Rather than imposing mandatory harsh jail sentences for opioid offenses, courts are “sentencing” users to mandatory rehab. Fifty-nine million dollars in grants being issued by the Justice Department are not focusing on convicting and jailing opioid misusers, but rather providing resources to communities to improve their capacity to provide medical and behavioral health support to users.
What has spurred this shift in approaches? “Lessons learned” or demographic differences?
I cannot help but to look at the differences in approaches to these 2 drug crises with a cynical eye. There have been acknowledgements from government officials that the current holistic approach to the opioid epidemic was developed from the lessons learned from the harsh response to crack in the 1980s, but I would be remiss if I did not use my mantle as a public health and legal professional to not bring attention to the demographic differences of these 2 epidemics and how that may have influenced the government’s tactical approaches. The fact is that minority groups in the US are woefully accustomed to seeing this type of dichotomy when it comes to issues that affect brown Americans versus white Americans. Like it or not, that is still the reality of this country, even in 2017. Look at the relief response to Puerto Rico and the U.S. Virgin Islands.
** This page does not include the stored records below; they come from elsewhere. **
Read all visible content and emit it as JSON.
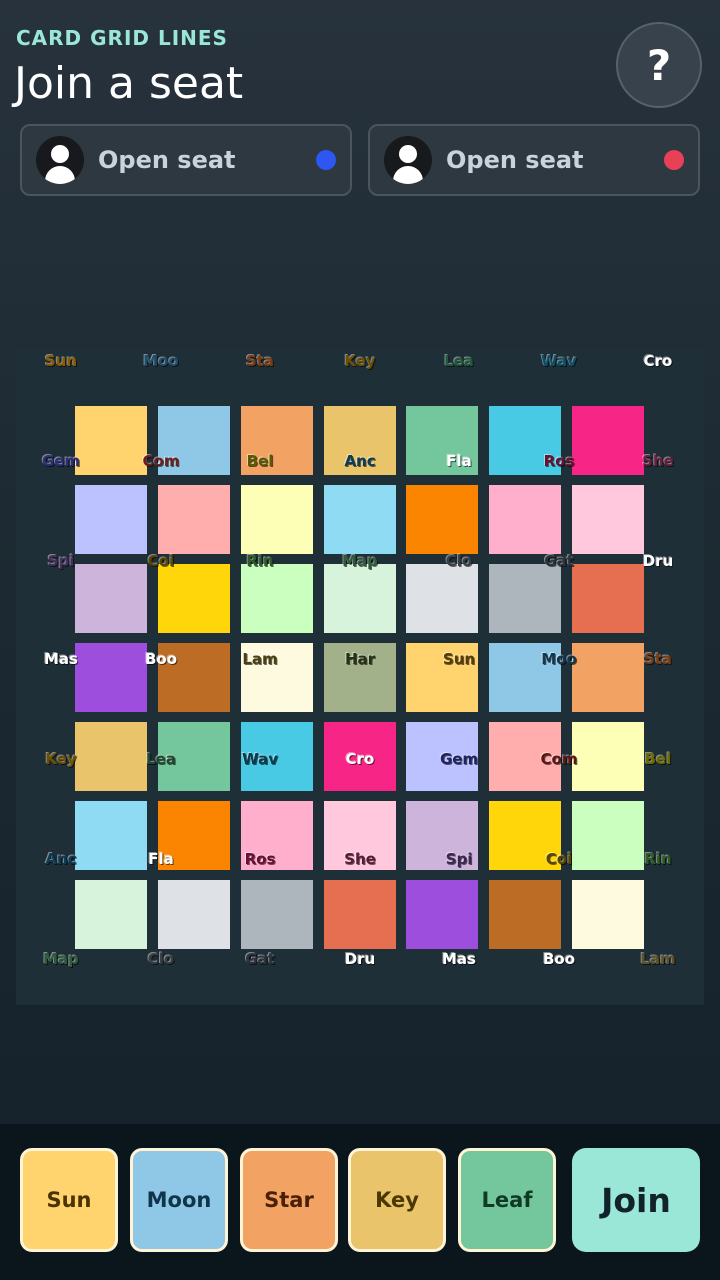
{
  "header": {
    "kicker": "CARD GRID LINES",
    "title": "Join a seat",
    "help_label": "?"
  },
  "seats": [
    {
      "label": "Open seat",
      "color": "#2f56f0"
    },
    {
      "label": "Open seat",
      "color": "#e84057"
    }
  ],
  "board": {
    "rows": [
      [
        "#ffd36e",
        "#8ec8e6",
        "#f2a263",
        "#e9c46a",
        "#74c69d",
        "#48cae4",
        "#f72585"
      ],
      [
        "#bbc2ff",
        "#ffadad",
        "#fdffb6",
        "#90dbf4",
        "#fb8500",
        "#ffafcc",
        "#ffc8dd"
      ],
      [
        "#cdb4db",
        "#ffd60a",
        "#caffbf",
        "#d8f3dc",
        "#dee2e6",
        "#adb5bd",
        "#e76f51"
      ],
      [
        "#9d4edd",
        "#bc6c25",
        "#fefae0",
        "#a3b18a",
        "#ffd36e",
        "#8ec8e6",
        "#f2a263"
      ],
      [
        "#e9c46a",
        "#74c69d",
        "#48cae4",
        "#f72585",
        "#bbc2ff",
        "#ffadad",
        "#fdffb6"
      ],
      [
        "#90dbf4",
        "#fb8500",
        "#ffafcc",
        "#ffc8dd",
        "#cdb4db",
        "#ffd60a",
        "#caffbf"
      ],
      [
        "#d8f3dc",
        "#dee2e6",
        "#adb5bd",
        "#e76f51",
        "#9d4edd",
        "#bc6c25",
        "#fefae0"
      ]
    ],
    "point_labels": [
      [
        {
          "t": "Sun",
          "c": "#8a5a00"
        },
        {
          "t": "Moo",
          "c": "#1d4e6b"
        },
        {
          "t": "Sta",
          "c": "#7a3b10"
        },
        {
          "t": "Key",
          "c": "#6b5000"
        },
        {
          "t": "Lea",
          "c": "#1e5b3c"
        },
        {
          "t": "Wav",
          "c": "#0b5068"
        },
        {
          "t": "Cro",
          "c": "#ffffff"
        }
      ],
      [
        {
          "t": "Gem",
          "c": "#2c2f7a"
        },
        {
          "t": "Com",
          "c": "#6b1f1f"
        },
        {
          "t": "Bel",
          "c": "#5a5a00"
        },
        {
          "t": "Anc",
          "c": "#0d3c55"
        },
        {
          "t": "Fla",
          "c": "#ffffff"
        },
        {
          "t": "Ros",
          "c": "#6b1033"
        },
        {
          "t": "She",
          "c": "#6b2040"
        }
      ],
      [
        {
          "t": "Spi",
          "c": "#4a2d5e"
        },
        {
          "t": "Coi",
          "c": "#5a4500"
        },
        {
          "t": "Rin",
          "c": "#2d5a25"
        },
        {
          "t": "Map",
          "c": "#2d5a3c"
        },
        {
          "t": "Clo",
          "c": "#3a3f45"
        },
        {
          "t": "Gat",
          "c": "#2d333a"
        },
        {
          "t": "Dru",
          "c": "#ffffff"
        }
      ],
      [
        {
          "t": "Mas",
          "c": "#ffffff"
        },
        {
          "t": "Boo",
          "c": "#ffffff"
        },
        {
          "t": "Lam",
          "c": "#4a3f10"
        },
        {
          "t": "Har",
          "c": "#263016"
        },
        {
          "t": "Sun",
          "c": "#5a3c00"
        },
        {
          "t": "Moo",
          "c": "#12384f"
        },
        {
          "t": "Sta",
          "c": "#7a3b10"
        }
      ],
      [
        {
          "t": "Key",
          "c": "#6b5000"
        },
        {
          "t": "Lea",
          "c": "#1e4a30"
        },
        {
          "t": "Wav",
          "c": "#073c4f"
        },
        {
          "t": "Cro",
          "c": "#ffffff"
        },
        {
          "t": "Gem",
          "c": "#1f2366"
        },
        {
          "t": "Com",
          "c": "#5c1515"
        },
        {
          "t": "Bel",
          "c": "#6b6b00"
        }
      ],
      [
        {
          "t": "Anc",
          "c": "#0d3c55"
        },
        {
          "t": "Fla",
          "c": "#ffffff"
        },
        {
          "t": "Ros",
          "c": "#6b1033"
        },
        {
          "t": "She",
          "c": "#5c1a36"
        },
        {
          "t": "Spi",
          "c": "#3d2552"
        },
        {
          "t": "Coi",
          "c": "#5a4500"
        },
        {
          "t": "Rin",
          "c": "#2d5a25"
        }
      ],
      [
        {
          "t": "Map",
          "c": "#2d5a3c"
        },
        {
          "t": "Clo",
          "c": "#3a3f45"
        },
        {
          "t": "Gat",
          "c": "#2d333a"
        },
        {
          "t": "Dru",
          "c": "#ffffff"
        },
        {
          "t": "Mas",
          "c": "#ffffff"
        },
        {
          "t": "Boo",
          "c": "#ffffff"
        },
        {
          "t": "Lam",
          "c": "#5c5228"
        }
      ]
    ]
  },
  "hand": [
    {
      "label": "Sun",
      "color": "#ffd36e",
      "text": "#4a3300"
    },
    {
      "label": "Moon",
      "color": "#8ec8e6",
      "text": "#10344a"
    },
    {
      "label": "Star",
      "color": "#f2a263",
      "text": "#4a2006"
    },
    {
      "label": "Key",
      "color": "#e9c46a",
      "text": "#4a3800"
    },
    {
      "label": "Leaf",
      "color": "#74c69d",
      "text": "#0f3a24"
    }
  ],
  "join_label": "Join"
}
While there are always those who will scoff at the use of race to criticize governmental actions, those of us who have had to live and breathe racial and ethnic disparity our entire lives have become adept to reading between the lines and interpreting the subtleties of implicit bias in ways that those not from a historically discriminated-against racial group could never understand and quite frankly should not interject an opinion.
Overall, I am glad that the US is using a more holistic, treatment-based approach to the opioid epidemic, because it is proving to be catastrophic. However, I am saddened that millions of others were not given the same benefit to be saved from the grips of crack cocaine, and for their families to garner the same sympathy and compassion from the general public. Our jails are still filled with people serving obscenely long federal prison sentences for non-violent drug crimes. I also see little in the current opioid policies that benefit those affected by other drug epidemics like crack as part of an effort to make these holistic interventions available to them as well, to right the wrongs of the 1980s “War on Drugs” approach.
The nation’s response to the opioid epidemic should serve to reform its policies on drug abuse as a whole, not just drug abuse issues that affect certain populations.
The views reflected in this expert column are those of the individual authors and do not necessarily represent those of the O’Neill Institute for National and Global Health Law or Georgetown University. This blog is solely informational in nature, and not intended as a substitute for competent legal advice from a licensed and retained attorney in your state or country.